_Excerpts from an interface dataset_

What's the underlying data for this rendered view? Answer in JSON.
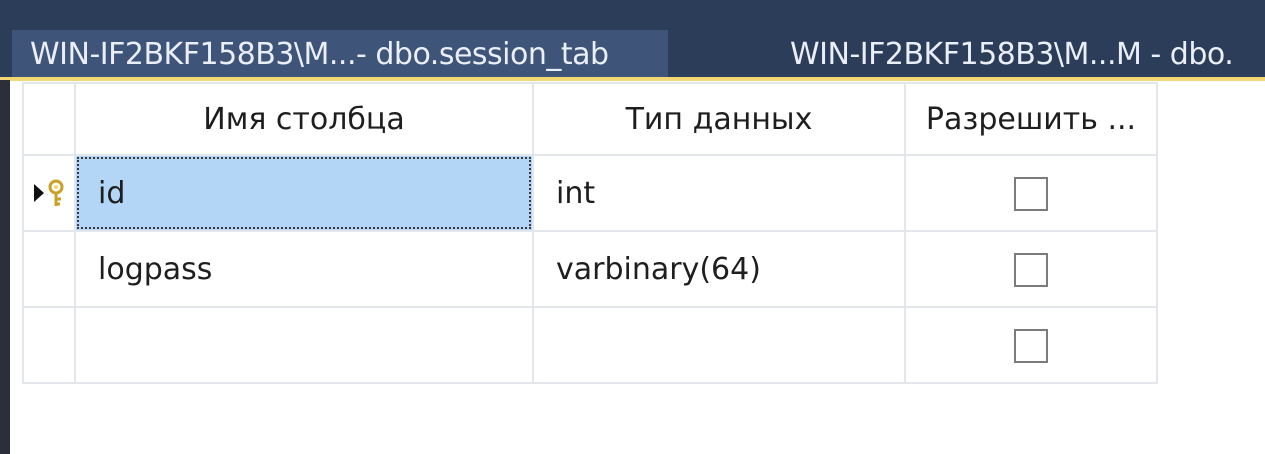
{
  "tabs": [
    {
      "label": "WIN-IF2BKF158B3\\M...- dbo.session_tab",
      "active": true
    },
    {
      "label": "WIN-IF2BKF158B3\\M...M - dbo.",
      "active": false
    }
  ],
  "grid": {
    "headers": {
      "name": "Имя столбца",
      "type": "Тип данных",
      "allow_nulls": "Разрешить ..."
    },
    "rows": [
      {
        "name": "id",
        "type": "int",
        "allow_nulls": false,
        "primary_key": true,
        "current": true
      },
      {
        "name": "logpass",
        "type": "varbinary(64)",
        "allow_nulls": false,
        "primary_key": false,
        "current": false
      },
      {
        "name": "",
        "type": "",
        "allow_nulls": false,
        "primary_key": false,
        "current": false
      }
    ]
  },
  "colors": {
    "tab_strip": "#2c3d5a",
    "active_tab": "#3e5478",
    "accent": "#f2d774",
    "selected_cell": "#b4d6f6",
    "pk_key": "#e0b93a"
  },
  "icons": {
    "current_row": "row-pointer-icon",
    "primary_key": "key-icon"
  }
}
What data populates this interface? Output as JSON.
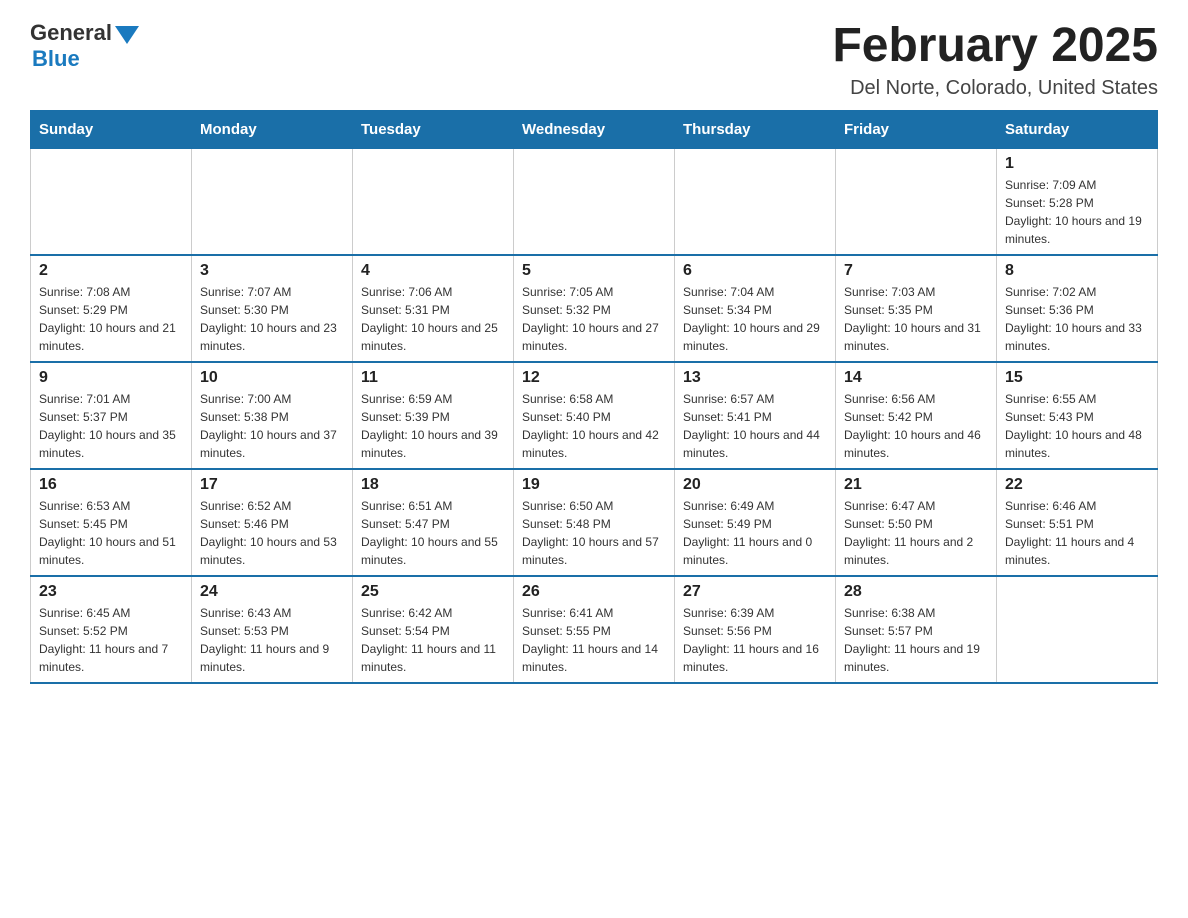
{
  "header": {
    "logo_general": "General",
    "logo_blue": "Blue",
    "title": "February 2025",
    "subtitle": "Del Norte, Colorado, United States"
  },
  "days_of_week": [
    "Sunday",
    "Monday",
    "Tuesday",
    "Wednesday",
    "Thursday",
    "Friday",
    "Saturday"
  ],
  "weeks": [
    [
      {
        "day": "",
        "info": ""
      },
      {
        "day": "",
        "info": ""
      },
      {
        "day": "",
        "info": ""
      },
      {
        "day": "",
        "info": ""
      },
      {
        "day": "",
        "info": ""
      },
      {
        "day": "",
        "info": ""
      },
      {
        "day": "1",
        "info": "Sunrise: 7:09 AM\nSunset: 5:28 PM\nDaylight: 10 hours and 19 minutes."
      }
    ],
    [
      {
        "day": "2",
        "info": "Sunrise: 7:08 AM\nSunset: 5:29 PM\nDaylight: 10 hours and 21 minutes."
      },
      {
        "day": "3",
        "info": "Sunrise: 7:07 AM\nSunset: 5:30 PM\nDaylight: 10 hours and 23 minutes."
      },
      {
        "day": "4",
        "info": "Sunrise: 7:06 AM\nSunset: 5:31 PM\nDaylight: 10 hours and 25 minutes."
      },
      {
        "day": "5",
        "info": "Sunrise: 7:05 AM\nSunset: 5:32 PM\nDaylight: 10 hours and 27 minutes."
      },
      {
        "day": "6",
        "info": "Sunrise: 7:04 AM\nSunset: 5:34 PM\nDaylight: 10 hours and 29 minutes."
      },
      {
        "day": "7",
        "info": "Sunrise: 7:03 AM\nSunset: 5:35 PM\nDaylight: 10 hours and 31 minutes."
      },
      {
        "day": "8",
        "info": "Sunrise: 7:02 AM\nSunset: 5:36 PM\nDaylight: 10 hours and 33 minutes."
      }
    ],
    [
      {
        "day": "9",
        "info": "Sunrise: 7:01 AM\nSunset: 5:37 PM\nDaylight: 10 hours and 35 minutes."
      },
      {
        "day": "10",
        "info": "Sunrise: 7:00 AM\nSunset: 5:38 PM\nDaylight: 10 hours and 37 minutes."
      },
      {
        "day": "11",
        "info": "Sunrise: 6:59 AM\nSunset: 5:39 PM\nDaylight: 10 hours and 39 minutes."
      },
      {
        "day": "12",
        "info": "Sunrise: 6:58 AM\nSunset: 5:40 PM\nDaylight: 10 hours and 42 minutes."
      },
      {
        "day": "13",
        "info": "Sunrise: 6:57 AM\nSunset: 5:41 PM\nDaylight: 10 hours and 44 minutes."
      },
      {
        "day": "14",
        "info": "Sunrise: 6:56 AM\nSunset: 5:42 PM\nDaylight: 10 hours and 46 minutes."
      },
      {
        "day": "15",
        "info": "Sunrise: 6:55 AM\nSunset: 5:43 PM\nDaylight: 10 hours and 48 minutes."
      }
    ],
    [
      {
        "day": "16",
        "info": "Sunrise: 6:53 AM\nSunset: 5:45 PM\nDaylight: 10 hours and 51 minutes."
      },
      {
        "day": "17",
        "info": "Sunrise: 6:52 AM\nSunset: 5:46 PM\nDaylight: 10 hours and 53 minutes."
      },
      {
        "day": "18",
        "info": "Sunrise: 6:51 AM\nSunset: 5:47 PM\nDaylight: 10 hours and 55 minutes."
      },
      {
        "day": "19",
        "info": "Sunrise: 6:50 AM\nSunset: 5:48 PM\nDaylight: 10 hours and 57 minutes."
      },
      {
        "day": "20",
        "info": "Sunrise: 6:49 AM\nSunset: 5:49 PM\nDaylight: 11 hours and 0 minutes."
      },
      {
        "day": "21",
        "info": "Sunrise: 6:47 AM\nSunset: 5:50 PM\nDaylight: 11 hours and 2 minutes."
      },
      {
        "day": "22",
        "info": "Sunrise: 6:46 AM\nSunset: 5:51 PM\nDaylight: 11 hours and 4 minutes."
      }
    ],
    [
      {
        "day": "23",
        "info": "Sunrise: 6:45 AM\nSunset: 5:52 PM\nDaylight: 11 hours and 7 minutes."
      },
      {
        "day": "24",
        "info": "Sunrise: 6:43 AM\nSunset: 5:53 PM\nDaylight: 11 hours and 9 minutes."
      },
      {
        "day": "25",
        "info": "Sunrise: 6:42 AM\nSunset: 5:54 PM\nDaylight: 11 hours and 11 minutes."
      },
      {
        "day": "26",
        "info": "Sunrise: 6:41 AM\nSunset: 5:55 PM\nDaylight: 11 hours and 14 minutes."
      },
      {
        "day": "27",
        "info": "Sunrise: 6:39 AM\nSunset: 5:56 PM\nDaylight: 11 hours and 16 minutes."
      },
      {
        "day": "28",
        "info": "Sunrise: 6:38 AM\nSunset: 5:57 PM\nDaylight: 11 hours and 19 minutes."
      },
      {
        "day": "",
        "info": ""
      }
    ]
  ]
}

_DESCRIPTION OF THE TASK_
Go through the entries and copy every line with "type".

_ANSWER_
      "type": "Тип данных",
        "type": "int",
        "type": "varbinary(64)",
        "type": "",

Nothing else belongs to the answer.